Supplied material -
--
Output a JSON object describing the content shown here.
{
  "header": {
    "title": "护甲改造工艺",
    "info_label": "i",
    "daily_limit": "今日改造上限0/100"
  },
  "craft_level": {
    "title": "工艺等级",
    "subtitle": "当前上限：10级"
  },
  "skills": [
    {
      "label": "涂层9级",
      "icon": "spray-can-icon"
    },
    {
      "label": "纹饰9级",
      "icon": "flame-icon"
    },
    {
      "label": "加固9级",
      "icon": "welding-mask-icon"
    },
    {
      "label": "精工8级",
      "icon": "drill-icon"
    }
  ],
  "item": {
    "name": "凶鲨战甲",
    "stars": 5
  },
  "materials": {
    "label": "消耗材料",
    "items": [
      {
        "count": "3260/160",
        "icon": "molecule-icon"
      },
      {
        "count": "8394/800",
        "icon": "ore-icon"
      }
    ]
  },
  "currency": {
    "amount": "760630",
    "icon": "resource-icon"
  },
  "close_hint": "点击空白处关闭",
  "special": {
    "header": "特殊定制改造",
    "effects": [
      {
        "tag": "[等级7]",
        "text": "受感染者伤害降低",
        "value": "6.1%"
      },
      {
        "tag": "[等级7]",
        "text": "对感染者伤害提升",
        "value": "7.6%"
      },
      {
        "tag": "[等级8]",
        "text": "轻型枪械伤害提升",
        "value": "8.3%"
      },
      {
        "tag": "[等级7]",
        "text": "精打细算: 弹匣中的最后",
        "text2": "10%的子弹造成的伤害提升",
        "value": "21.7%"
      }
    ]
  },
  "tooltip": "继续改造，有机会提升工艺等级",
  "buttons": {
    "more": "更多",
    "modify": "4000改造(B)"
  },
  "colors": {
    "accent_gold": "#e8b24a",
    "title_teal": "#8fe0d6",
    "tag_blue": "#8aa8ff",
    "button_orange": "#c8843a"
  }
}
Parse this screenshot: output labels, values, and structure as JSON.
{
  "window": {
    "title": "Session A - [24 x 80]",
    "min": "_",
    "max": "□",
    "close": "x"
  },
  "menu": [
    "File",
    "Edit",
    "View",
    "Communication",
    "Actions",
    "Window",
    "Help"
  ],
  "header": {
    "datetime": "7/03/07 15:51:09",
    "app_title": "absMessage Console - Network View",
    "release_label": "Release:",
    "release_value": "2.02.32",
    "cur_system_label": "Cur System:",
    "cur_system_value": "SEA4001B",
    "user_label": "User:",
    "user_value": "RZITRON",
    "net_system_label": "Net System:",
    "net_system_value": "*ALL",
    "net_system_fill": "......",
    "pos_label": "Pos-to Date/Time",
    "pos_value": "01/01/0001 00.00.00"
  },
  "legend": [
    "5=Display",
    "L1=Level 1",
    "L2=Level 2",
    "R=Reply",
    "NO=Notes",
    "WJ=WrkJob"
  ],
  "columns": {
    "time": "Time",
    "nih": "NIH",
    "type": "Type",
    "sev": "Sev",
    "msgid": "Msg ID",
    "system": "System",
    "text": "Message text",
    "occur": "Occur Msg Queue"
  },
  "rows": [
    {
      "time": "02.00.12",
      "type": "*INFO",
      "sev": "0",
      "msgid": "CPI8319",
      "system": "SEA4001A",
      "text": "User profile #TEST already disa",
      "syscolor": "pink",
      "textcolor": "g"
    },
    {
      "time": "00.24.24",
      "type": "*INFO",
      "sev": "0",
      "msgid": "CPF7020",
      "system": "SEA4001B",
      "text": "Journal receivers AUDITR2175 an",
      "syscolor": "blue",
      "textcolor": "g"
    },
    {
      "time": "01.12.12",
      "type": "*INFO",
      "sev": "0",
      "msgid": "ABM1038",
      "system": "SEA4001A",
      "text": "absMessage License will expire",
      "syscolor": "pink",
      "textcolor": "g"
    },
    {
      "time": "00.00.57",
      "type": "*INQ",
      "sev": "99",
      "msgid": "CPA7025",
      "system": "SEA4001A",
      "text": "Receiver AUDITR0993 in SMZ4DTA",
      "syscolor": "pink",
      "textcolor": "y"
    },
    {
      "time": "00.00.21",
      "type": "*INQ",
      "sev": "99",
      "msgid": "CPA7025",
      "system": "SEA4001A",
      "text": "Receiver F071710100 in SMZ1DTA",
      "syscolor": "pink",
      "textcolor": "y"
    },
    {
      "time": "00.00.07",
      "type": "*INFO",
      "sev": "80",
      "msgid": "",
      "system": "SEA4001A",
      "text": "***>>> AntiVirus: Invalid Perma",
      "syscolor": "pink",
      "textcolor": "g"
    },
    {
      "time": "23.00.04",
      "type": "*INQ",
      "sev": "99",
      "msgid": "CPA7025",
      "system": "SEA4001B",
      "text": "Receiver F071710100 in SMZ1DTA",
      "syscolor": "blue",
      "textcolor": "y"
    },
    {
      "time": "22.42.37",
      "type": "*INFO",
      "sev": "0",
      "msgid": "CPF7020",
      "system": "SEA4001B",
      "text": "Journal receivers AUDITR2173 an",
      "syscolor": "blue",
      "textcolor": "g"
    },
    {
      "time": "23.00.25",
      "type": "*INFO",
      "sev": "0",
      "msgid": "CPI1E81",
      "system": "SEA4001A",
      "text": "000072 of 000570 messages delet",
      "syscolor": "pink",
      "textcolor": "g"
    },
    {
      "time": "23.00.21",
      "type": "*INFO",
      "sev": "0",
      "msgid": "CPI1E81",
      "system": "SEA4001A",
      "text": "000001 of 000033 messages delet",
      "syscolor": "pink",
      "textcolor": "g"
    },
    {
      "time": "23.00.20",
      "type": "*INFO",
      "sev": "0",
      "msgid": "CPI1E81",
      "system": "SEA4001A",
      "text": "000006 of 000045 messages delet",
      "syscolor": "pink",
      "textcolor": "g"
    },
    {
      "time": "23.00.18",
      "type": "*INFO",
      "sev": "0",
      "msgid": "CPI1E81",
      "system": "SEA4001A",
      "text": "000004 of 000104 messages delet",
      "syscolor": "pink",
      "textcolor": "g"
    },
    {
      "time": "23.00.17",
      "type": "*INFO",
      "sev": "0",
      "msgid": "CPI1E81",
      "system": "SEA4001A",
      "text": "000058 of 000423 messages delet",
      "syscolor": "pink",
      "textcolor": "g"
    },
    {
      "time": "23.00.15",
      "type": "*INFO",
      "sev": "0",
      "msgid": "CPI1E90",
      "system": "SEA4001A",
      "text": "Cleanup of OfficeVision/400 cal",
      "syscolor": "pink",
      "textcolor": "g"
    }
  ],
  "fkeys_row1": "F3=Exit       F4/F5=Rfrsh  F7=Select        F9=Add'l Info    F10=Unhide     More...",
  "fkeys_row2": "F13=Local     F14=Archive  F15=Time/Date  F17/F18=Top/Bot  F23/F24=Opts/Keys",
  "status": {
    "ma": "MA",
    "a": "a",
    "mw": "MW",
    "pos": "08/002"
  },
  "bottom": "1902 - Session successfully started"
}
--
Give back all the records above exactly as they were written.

Output a JSON object describing the content shown here.
{
  "header": {
    "title": "护甲改造工艺",
    "info_label": "i",
    "daily_limit": "今日改造上限0/100"
  },
  "craft_level": {
    "title": "工艺等级",
    "subtitle": "当前上限：10级"
  },
  "skills": [
    {
      "label": "涂层9级",
      "icon": "spray-can-icon"
    },
    {
      "label": "纹饰9级",
      "icon": "flame-icon"
    },
    {
      "label": "加固9级",
      "icon": "welding-mask-icon"
    },
    {
      "label": "精工8级",
      "icon": "drill-icon"
    }
  ],
  "item": {
    "name": "凶鲨战甲",
    "stars": 5
  },
  "materials": {
    "label": "消耗材料",
    "items": [
      {
        "count": "3260/160",
        "icon": "molecule-icon"
      },
      {
        "count": "8394/800",
        "icon": "ore-icon"
      }
    ]
  },
  "currency": {
    "amount": "760630",
    "icon": "resource-icon"
  },
  "close_hint": "点击空白处关闭",
  "special": {
    "header": "特殊定制改造",
    "effects": [
      {
        "tag": "[等级7]",
        "text": "受感染者伤害降低",
        "value": "6.1%"
      },
      {
        "tag": "[等级7]",
        "text": "对感染者伤害提升",
        "value": "7.6%"
      },
      {
        "tag": "[等级8]",
        "text": "轻型枪械伤害提升",
        "value": "8.3%"
      },
      {
        "tag": "[等级7]",
        "text": "精打细算: 弹匣中的最后",
        "text2": "10%的子弹造成的伤害提升",
        "value": "21.7%"
      }
    ]
  },
  "tooltip": "继续改造，有机会提升工艺等级",
  "buttons": {
    "more": "更多",
    "modify": "4000改造(B)"
  },
  "colors": {
    "accent_gold": "#e8b24a",
    "title_teal": "#8fe0d6",
    "tag_blue": "#8aa8ff",
    "button_orange": "#c8843a"
  }
}
Parse this screenshot: output labels, values, and structure as JSON.
{
  "window": {
    "title": "Session A - [24 x 80]",
    "min": "_",
    "max": "□",
    "close": "x"
  },
  "menu": [
    "File",
    "Edit",
    "View",
    "Communication",
    "Actions",
    "Window",
    "Help"
  ],
  "header": {
    "datetime": "7/03/07 15:51:09",
    "app_title": "absMessage Console - Network View",
    "release_label": "Release:",
    "release_value": "2.02.32",
    "cur_system_label": "Cur System:",
    "cur_system_value": "SEA4001B",
    "user_label": "User:",
    "user_value": "RZITRON",
    "net_system_label": "Net System:",
    "net_system_value": "*ALL",
    "net_system_fill": "......",
    "pos_label": "Pos-to Date/Time",
    "pos_value": "01/01/0001 00.00.00"
  },
  "legend": [
    "5=Display",
    "L1=Level 1",
    "L2=Level 2",
    "R=Reply",
    "NO=Notes",
    "WJ=WrkJob"
  ],
  "columns": {
    "time": "Time",
    "nih": "NIH",
    "type": "Type",
    "sev": "Sev",
    "msgid": "Msg ID",
    "system": "System",
    "text": "Message text",
    "occur": "Occur Msg Queue"
  },
  "rows": [
    {
      "time": "02.00.12",
      "type": "*INFO",
      "sev": "0",
      "msgid": "CPI8319",
      "system": "SEA4001A",
      "text": "User profile #TEST already disa",
      "syscolor": "pink",
      "textcolor": "g"
    },
    {
      "time": "00.24.24",
      "type": "*INFO",
      "sev": "0",
      "msgid": "CPF7020",
      "system": "SEA4001B",
      "text": "Journal receivers AUDITR2175 an",
      "syscolor": "blue",
      "textcolor": "g"
    },
    {
      "time": "01.12.12",
      "type": "*INFO",
      "sev": "0",
      "msgid": "ABM1038",
      "system": "SEA4001A",
      "text": "absMessage License will expire",
      "syscolor": "pink",
      "textcolor": "g"
    },
    {
      "time": "00.00.57",
      "type": "*INQ",
      "sev": "99",
      "msgid": "CPA7025",
      "system": "SEA4001A",
      "text": "Receiver AUDITR0993 in SMZ4DTA",
      "syscolor": "pink",
      "textcolor": "y"
    },
    {
      "time": "00.00.21",
      "type": "*INQ",
      "sev": "99",
      "msgid": "CPA7025",
      "system": "SEA4001A",
      "text": "Receiver F071710100 in SMZ1DTA",
      "syscolor": "pink",
      "textcolor": "y"
    },
    {
      "time": "00.00.07",
      "type": "*INFO",
      "sev": "80",
      "msgid": "",
      "system": "SEA4001A",
      "text": "***>>> AntiVirus: Invalid Perma",
      "syscolor": "pink",
      "textcolor": "g"
    },
    {
      "time": "23.00.04",
      "type": "*INQ",
      "sev": "99",
      "msgid": "CPA7025",
      "system": "SEA4001B",
      "text": "Receiver F071710100 in SMZ1DTA",
      "syscolor": "blue",
      "textcolor": "y"
    },
    {
      "time": "22.42.37",
      "type": "*INFO",
      "sev": "0",
      "msgid": "CPF7020",
      "system": "SEA4001B",
      "text": "Journal receivers AUDITR2173 an",
      "syscolor": "blue",
      "textcolor": "g"
    },
    {
      "time": "23.00.25",
      "type": "*INFO",
      "sev": "0",
      "msgid": "CPI1E81",
      "system": "SEA4001A",
      "text": "000072 of 000570 messages delet",
      "syscolor": "pink",
      "textcolor": "g"
    },
    {
      "time": "23.00.21",
      "type": "*INFO",
      "sev": "0",
      "msgid": "CPI1E81",
      "system": "SEA4001A",
      "text": "000001 of 000033 messages delet",
      "syscolor": "pink",
      "textcolor": "g"
    },
    {
      "time": "23.00.20",
      "type": "*INFO",
      "sev": "0",
      "msgid": "CPI1E81",
      "system": "SEA4001A",
      "text": "000006 of 000045 messages delet",
      "syscolor": "pink",
      "textcolor": "g"
    },
    {
      "time": "23.00.18",
      "type": "*INFO",
      "sev": "0",
      "msgid": "CPI1E81",
      "system": "SEA4001A",
      "text": "000004 of 000104 messages delet",
      "syscolor": "pink",
      "textcolor": "g"
    },
    {
      "time": "23.00.17",
      "type": "*INFO",
      "sev": "0",
      "msgid": "CPI1E81",
      "system": "SEA4001A",
      "text": "000058 of 000423 messages delet",
      "syscolor": "pink",
      "textcolor": "g"
    },
    {
      "time": "23.00.15",
      "type": "*INFO",
      "sev": "0",
      "msgid": "CPI1E90",
      "system": "SEA4001A",
      "text": "Cleanup of OfficeVision/400 cal",
      "syscolor": "pink",
      "textcolor": "g"
    }
  ],
  "fkeys_row1": "F3=Exit       F4/F5=Rfrsh  F7=Select        F9=Add'l Info    F10=Unhide     More...",
  "fkeys_row2": "F13=Local     F14=Archive  F15=Time/Date  F17/F18=Top/Bot  F23/F24=Opts/Keys",
  "status": {
    "ma": "MA",
    "a": "a",
    "mw": "MW",
    "pos": "08/002"
  },
  "bottom": "1902 - Session successfully started"
}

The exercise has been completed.